When valet parking is free, should you tip?

Usually valet parking is never completely free.

Sign offers "Complimentary Valet Parking." St. Petersburg, Florida.

Sign offers "Complimentary Valet Parking." St. Petersburg, Florida.

To clear up some confusion... unless it is made clear that tipping valets at a certain location is not allowed, then you should be handing out gratuities.

If you are attending a wedding or other event and "hosted valet parking" is offered, this means your host is paying. It's free for you. But unless an invitation or party announcement specifically says the valets' tips are also taken care of by the host, then YOU should be the one to tip.

If there is hosted parking at a luxury property and you are assuming the valets probably are well paid and tipping is probably an unnecessary extravagance, you are wrong. In nearly all cases valet workers are tipped employees. Wages are as low as $2.13 an hour in 19 states. 

Tipping is expected.

Typically, valet tips are pooled. Every time a valet worker arrives or leaves work, a "cut" is done where all the tip money collected by the team is equally divided among all. (One dollar tips don't help much.)

With consumers, the longstanding custom is to tip only at the end of the valet parking transaction, but this is a flawed approach.

I recommend you tip on arrival and departure with the bulk of the tip being deployed on arrival in order to influence the quality of care your vehicle is about to receive. 

Tipping only at the end does nothing to influence care.
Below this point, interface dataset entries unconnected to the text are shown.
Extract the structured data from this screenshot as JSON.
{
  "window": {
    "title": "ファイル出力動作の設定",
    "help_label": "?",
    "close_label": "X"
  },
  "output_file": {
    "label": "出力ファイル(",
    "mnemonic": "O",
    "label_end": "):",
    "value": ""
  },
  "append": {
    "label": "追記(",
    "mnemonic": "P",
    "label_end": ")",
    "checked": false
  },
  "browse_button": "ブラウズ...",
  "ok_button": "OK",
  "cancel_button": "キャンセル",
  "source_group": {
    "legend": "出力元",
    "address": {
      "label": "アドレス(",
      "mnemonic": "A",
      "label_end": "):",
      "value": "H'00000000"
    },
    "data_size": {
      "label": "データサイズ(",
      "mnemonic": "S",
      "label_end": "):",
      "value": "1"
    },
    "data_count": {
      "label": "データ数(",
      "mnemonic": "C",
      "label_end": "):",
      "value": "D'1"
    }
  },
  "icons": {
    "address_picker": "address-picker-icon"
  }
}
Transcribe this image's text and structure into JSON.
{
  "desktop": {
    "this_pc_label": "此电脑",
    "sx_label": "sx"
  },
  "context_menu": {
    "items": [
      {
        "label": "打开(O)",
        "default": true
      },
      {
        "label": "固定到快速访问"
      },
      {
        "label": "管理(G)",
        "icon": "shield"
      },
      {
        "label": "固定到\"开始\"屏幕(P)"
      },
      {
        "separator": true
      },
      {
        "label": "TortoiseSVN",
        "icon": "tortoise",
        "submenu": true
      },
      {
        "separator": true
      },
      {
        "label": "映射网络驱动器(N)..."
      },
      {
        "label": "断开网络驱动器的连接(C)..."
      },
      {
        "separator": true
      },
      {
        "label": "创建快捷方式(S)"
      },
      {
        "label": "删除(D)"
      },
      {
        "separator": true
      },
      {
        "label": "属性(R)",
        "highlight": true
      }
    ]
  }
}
I wrote a lot about this in: "What to do when valet parking."

Additional useful article: "How much to tip valets."

If too many guests stiff the valets, it can be embarrassing to the event host.